▶ **Exercise requirements**:
Scan the entries below for the word "value", then copy each line that holds it.

Segment Start: Records shown

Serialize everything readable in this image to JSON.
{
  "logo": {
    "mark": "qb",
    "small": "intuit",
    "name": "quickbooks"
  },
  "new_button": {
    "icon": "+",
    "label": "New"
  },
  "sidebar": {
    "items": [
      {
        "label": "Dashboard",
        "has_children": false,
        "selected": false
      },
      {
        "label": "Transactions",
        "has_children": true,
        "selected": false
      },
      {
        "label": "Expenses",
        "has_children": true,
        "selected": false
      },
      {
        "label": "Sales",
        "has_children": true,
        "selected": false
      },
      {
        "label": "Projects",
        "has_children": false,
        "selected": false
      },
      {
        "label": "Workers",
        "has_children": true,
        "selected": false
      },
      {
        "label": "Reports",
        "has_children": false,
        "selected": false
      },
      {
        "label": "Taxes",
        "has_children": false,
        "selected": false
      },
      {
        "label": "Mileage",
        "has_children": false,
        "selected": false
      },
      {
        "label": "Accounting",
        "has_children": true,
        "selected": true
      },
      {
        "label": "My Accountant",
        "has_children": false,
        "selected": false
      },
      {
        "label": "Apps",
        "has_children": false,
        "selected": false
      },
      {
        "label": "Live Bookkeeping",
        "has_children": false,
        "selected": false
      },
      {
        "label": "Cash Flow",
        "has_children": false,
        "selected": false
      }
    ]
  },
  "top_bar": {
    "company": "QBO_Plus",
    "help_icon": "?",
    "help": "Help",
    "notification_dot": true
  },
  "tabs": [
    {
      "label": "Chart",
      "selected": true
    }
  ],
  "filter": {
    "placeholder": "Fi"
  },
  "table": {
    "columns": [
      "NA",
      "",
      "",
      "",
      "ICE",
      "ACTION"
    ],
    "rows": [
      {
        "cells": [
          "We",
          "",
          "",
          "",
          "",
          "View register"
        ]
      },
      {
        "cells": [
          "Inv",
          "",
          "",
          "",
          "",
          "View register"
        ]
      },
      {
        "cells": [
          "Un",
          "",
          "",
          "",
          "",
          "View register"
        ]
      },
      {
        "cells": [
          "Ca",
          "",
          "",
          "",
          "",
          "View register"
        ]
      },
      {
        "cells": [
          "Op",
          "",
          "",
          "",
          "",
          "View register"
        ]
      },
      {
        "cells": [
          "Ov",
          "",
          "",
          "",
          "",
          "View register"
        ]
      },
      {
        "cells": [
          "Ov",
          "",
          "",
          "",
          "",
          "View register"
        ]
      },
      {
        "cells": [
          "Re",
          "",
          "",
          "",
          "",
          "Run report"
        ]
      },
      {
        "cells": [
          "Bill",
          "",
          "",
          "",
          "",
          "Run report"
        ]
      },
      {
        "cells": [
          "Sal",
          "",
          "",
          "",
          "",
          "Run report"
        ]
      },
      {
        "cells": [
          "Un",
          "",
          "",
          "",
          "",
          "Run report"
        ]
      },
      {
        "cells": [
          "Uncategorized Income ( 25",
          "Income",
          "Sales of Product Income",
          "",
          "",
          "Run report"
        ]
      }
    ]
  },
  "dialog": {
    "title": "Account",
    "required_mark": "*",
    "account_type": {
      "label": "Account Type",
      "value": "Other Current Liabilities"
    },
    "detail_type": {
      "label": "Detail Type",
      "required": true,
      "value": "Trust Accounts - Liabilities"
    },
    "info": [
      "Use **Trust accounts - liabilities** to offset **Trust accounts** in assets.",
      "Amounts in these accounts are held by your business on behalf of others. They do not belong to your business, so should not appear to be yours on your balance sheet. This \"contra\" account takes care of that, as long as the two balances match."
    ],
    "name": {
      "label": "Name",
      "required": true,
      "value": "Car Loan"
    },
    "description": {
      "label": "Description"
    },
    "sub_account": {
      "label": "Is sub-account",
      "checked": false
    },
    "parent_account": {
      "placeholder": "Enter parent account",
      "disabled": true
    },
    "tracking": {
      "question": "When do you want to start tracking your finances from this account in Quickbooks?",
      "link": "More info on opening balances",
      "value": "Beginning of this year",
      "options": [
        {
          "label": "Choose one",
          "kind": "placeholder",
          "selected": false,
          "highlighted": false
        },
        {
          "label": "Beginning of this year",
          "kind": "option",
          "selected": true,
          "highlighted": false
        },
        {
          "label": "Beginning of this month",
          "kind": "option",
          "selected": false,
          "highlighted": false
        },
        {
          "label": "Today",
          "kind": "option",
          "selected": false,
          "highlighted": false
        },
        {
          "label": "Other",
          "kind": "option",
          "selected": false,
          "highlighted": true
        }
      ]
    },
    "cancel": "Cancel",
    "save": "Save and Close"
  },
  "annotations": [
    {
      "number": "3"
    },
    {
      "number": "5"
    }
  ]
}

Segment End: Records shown

▶ **Exercise answer**:
      "value": "Other Current Liabilities"
      "value": "Trust Accounts - Liabilities"
      "value": "Car Loan"
      "value": "Beginning of this year",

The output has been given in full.